**Your objective**
Search term "true": copy each line of the records that contains it.

[Start of Attachment]

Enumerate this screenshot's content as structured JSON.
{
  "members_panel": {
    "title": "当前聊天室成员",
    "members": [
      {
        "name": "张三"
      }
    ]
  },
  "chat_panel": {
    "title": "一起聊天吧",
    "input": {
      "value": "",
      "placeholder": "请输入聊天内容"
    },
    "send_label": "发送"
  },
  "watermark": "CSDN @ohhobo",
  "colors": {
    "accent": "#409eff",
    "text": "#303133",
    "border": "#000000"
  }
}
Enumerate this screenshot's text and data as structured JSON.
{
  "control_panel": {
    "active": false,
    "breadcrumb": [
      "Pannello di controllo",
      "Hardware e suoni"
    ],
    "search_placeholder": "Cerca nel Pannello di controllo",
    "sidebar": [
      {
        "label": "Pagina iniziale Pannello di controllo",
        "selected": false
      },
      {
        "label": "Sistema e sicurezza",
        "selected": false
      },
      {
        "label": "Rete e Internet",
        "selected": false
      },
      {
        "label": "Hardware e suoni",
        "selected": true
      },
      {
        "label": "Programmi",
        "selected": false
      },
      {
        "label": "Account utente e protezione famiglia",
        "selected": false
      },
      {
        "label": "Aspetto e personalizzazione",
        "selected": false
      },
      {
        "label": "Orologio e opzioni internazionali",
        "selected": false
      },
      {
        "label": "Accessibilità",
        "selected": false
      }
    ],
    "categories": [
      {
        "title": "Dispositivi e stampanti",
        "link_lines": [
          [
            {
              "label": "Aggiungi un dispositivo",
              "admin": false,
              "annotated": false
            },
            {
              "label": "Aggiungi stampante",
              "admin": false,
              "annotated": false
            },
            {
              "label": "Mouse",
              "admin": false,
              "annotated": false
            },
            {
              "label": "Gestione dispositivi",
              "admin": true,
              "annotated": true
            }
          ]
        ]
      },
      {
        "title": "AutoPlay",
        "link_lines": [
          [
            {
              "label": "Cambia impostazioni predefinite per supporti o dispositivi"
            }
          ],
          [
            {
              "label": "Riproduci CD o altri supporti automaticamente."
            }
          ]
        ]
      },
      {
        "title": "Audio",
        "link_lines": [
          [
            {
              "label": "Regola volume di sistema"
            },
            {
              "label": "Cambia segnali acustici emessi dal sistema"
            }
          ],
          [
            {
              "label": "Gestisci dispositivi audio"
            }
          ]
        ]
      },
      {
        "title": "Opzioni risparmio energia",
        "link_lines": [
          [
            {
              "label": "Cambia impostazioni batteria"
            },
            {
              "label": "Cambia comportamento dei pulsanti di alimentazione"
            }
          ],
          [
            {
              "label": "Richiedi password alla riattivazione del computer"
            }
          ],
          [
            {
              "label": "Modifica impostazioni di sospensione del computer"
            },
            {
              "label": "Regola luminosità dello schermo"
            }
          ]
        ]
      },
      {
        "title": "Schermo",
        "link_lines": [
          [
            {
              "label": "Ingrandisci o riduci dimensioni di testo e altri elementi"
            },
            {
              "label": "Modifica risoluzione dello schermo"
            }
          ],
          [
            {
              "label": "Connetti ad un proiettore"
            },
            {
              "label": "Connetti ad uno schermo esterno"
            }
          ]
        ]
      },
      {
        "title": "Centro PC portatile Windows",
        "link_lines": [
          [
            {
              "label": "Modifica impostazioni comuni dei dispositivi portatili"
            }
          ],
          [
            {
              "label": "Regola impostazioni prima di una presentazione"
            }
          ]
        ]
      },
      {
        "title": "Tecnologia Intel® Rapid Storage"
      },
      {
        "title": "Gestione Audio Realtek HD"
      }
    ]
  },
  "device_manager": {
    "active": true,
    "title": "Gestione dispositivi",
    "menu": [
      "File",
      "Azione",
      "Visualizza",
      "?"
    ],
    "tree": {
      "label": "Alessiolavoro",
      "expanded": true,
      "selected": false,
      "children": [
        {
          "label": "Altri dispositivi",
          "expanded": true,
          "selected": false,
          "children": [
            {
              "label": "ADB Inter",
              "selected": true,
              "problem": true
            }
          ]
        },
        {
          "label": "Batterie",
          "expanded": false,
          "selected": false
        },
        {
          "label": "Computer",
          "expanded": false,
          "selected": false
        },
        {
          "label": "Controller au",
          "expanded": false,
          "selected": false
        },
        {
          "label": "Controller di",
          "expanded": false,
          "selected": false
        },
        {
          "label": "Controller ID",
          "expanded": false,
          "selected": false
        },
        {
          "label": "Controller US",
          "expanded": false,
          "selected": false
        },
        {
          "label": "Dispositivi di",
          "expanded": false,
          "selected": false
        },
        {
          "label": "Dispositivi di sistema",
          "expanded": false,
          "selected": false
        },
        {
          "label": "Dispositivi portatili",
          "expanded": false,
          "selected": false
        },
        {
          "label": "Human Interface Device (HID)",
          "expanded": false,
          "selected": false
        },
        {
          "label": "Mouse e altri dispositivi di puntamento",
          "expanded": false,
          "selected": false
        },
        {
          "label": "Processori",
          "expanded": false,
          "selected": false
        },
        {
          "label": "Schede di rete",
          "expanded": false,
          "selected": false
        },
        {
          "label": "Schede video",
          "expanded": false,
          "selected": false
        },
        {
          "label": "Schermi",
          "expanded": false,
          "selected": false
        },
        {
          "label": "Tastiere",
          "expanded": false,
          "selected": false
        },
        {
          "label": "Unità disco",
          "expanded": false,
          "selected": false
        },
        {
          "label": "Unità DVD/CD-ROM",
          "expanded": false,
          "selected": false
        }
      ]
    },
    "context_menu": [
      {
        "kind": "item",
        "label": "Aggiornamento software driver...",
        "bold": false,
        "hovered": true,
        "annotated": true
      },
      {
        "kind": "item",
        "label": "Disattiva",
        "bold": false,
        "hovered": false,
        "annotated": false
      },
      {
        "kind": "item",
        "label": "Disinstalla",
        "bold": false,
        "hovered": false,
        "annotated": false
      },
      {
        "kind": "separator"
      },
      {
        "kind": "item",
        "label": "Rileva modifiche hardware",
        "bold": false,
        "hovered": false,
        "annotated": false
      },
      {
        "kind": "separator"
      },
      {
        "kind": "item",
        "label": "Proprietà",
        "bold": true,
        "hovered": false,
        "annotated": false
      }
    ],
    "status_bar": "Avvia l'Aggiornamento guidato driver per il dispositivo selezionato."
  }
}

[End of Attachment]

**Exercise solution**
        "selected": true
              "admin": true,
              "annotated": true
    "active": true,
      "expanded": true,
          "expanded": true,
              "selected": true,
              "problem": true
        "hovered": true,
        "annotated": true
        "bold": true,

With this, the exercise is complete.